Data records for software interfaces
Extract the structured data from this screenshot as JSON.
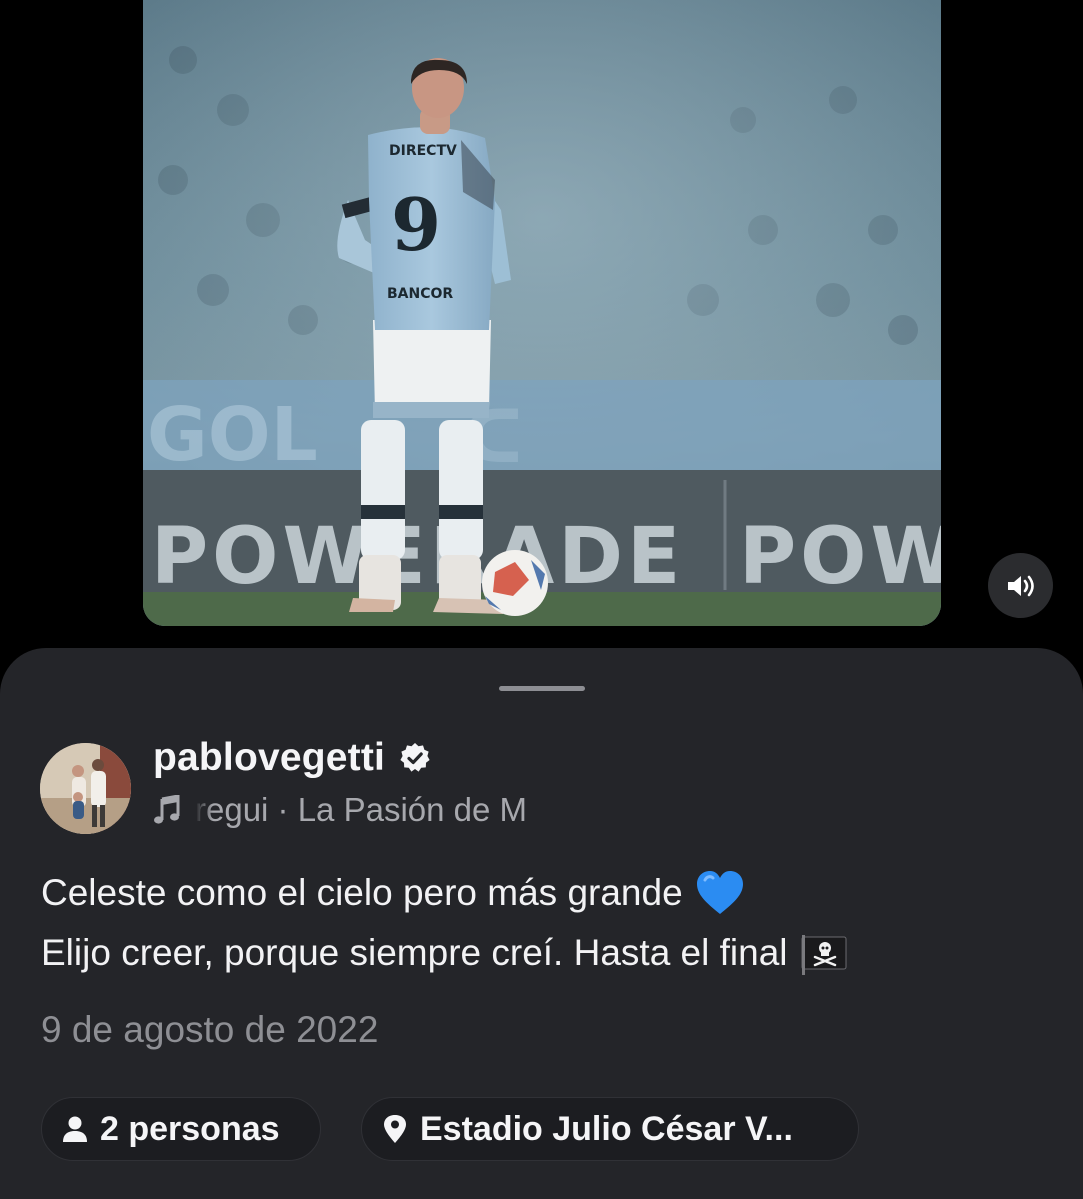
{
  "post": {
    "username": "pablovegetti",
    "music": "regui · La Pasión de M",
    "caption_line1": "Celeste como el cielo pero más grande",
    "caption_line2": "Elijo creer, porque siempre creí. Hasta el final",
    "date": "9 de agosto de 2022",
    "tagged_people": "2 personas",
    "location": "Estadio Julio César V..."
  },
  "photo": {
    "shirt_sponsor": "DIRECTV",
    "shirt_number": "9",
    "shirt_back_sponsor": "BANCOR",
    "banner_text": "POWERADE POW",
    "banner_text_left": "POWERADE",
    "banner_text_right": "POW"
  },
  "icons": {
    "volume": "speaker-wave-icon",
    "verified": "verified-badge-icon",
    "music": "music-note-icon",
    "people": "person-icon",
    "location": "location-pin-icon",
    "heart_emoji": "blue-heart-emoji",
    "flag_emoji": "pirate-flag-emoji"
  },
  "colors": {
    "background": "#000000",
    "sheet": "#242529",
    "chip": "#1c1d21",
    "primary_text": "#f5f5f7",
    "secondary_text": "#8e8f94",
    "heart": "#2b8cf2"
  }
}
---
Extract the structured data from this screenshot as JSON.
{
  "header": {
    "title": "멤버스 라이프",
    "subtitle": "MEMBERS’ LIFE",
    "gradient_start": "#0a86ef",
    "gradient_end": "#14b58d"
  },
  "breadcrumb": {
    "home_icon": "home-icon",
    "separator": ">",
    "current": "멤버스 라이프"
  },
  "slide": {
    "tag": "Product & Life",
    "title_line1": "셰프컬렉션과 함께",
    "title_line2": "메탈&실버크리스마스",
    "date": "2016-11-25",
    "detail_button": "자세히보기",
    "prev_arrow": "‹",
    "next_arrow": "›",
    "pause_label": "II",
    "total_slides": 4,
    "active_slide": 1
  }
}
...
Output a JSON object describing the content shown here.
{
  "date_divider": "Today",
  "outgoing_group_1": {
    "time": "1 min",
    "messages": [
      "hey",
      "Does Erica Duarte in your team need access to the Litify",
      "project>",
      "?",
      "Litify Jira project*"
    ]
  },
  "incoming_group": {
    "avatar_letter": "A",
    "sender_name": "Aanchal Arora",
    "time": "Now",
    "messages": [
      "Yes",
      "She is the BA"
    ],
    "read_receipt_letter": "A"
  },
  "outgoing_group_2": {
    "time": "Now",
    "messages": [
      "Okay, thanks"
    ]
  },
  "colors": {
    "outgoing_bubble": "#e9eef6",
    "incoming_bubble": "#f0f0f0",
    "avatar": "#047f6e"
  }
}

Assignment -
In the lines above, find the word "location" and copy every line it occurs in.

Solution to this problem -
    "location": "Estadio Julio César V..."
    "location": "location-pin-icon",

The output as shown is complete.